In the end, only board members Paul Rabinovitch and Peg Seip supported the revised plans. Rabinovitch found the eight stories beneficial to the project, and he was satisfied that the setbacks would not predominate the streetscape, while Seip said that Montclair had to embrace change and ought to do so in a manner that improves the block.
“What we have is a gas station, we had car dealerships, a parking lot, and a municipal use . . . that’s enough,” Seip said. “This project will bring enormous vitality. It will bring more revenue, it will bring more retail space, it will be a people generator.”
But Planning Board Chairman John Wynn, who had given MAP the benefit of the doubt in earlier board meetings, was not convinced that their redesign was enough to break up the bulk of an eight-story building, though he commended them for their tremendous effort. Other board members faulted the glass facades of the two proposed top floors, deeming them inappropriate to the design, despite efforts to mitigate their appearances with cornices to the top of the sixth floor. Fire Chief Kevin Allen, noting that an eight-story hotel on Orange Road had already been recommended by the board, said that Montclair needed a hotel and that he could accept such a building there, but he did not like the idea of replacing the parking across Valley Road with parking on the Orange Road deck, saying it was too remote from the center of the downtown area to be beneficial. “I like the original plan,” he said bluntly. “I don’t see the necessity for two more stories on Building Number 2.”

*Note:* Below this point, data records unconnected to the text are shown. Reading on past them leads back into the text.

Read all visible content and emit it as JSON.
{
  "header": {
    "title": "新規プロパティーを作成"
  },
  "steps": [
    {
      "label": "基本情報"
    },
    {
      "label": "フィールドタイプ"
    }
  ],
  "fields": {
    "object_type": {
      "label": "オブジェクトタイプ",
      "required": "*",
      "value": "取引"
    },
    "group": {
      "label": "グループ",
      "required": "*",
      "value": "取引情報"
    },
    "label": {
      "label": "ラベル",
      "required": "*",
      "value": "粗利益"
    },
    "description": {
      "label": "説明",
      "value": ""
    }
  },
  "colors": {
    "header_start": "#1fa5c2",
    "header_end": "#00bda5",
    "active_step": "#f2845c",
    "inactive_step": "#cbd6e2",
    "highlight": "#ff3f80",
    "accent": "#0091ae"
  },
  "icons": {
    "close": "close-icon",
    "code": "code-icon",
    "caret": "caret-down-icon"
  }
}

Board member Carole Willis offered the most stinging critique of the revision, finding fault with selling the development rights of the Valley Road parking lot to a private entity. She noted that, despite the $3 million the township could receive and use to either build the park or use to pay down debt while keeping it as a parking lot, such a deal would render the township unable to develop the lot later on if it chose to. She considered the lot prime township real estate that was too valuable to surrender control of development rights to.
Board member Martin Schwartz also voted no, saying that the proposal was reasonable and offered improved setbacks but overlooked the deficiencies of the original six-story design, which he thought had too much bulk. He said that the discussion of setbacks should have been the starting point for the original six-story plan and that two extra stories, despite the incorporation of setbacks, would only add to the bulk.
Though he did not vote on the proposal, Mayor Jackson commended the involvement of Montclair residents in the process but added that the township ought to consider any idea for development and decide for or against it without rancor and respect differences of opinion for any idea that gets proposed and may or may not be approved.
After a brief recess, during which all but six residents went home, Planning Director Janice Talley proposed revisions to the proposed master plan, such as overlaying transit villages around the Lackawanna Plaza and Bay Street Station areas and mixed residential and commercial zoning along Forest Street. She also reported that there is renewed interest among the public to broadcast Planning Board meetings on TV34, which she recommended by done on a regular basis to ensure a place on the TV34 schedule.
“The council still has the option of whether or not to proceed,” said Wynn after the vote. “They referred it to us as their planning arm, their planning experts, to make a recommendation, and if you are going to override the recommendation of your experts, you have to have a good reason.”
Wynn also lamented that televising meetings related to CentroVerde could have been beneficial.